Chemical Bonding and Molecular Geometry

Induced Dipoles and London Dispersion Forces

Nonpolar molecules have intermolecular interactions called London dispersion forces. London dispersion forces increase with molecule size.

Nonpolar molecules are affected by nearby charges to differing degrees. The electrons of some molecules can be easily affected. Electrons of other molecules are more resistant. The ability for polarity to change because of the presence of an applied electric field is called polarizability.

Helium gas consists of single atoms. Helium is a small atom, and as a lone atom, it is nonpolar by default. However, helium can be turned into a liquid at extremely low temperatures. All liquids have intermolecular forces, so there must be an intermolecular force acting between helium atoms to allow for condensation to a liquid state.

In 1930 Fritz London, a German American physicist, developed an explanation. London proposed that in a nonpolar atom, such as helium, the average electron distribution is spherical. However, there may be imbalances in the electron distribution at any given moment; both electrons can momentarily be on the same side of the helium atom, for example. Electrons move at relativistic speeds; such imbalances will almost immediately correct themselves. Nevertheless, a nonpolar atom, such as helium, can become a dipole for short periods of time. A dipole that forms because of a short-lived imbalance in charge distribution in an otherwise nonpolar atom or molecule is termed an instantaneous dipole.
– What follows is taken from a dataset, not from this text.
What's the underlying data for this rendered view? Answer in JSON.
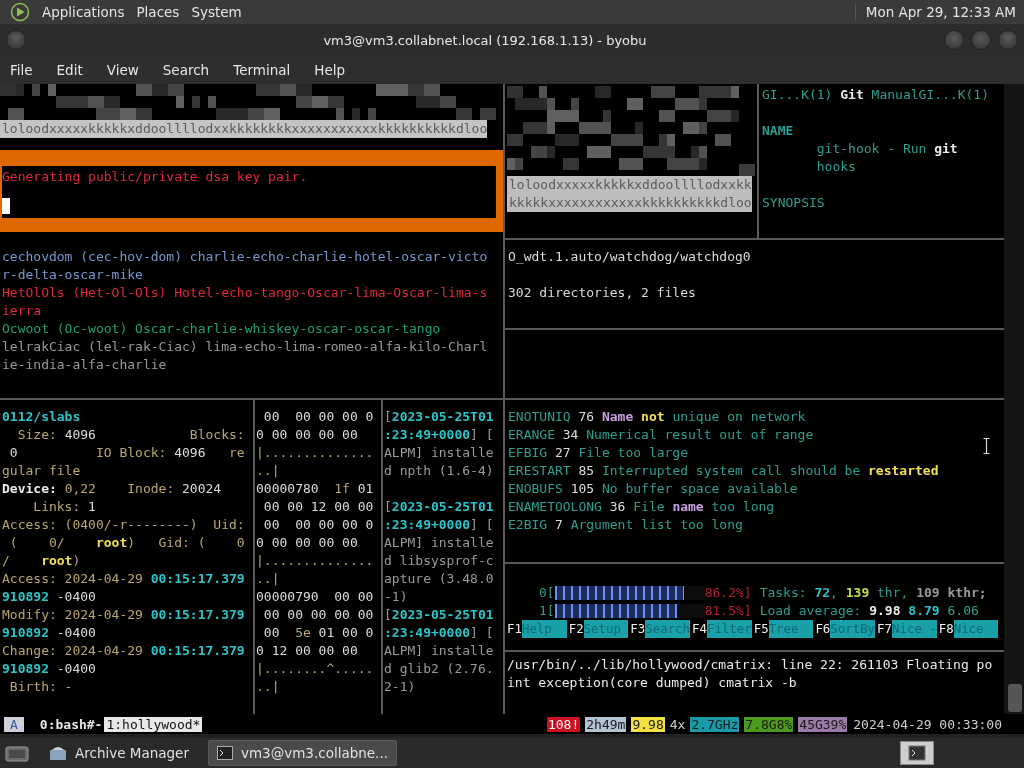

Instantaneous dipoles can induce charge distribution changes in other nearby atoms and molecules, creating an induced dipole, which is a polarized bond induced by an electric field. A London dispersion force is an interaction between induced, instantaneous dipoles in nonpolar molecules or atoms. London dispersion forces are proportional to the polarizability of a molecule, which is also proportional to Z (atomic number). London dispersion forces are very weak in small molecules. In large molecules the electron configuration is often prone to changing more dramatically. The magnitude of London dispersion forces increases with molecular size, and in large molecules they become the dominant intermolecular force. Therefore, it is more common to see London dispersion forces in larger atoms than small atoms.

One of the first scientists working on intermolecular forces was Dutch scientist Johannes van der Waals. A dipole-dipole interaction, a London dispersion force, or an intermolecular force between permanent molecular dipoles is known as a van der Waals force.

A nonpolar molecule does not normally carry partial charges. If, however, an ion or a permanent dipole is close to a nonpolar molecule, the electron distribution of the nonpolar molecule is affected. The presence of an ion or a permanent dipole may cause a nonpolar molecule to form a temporary dipole.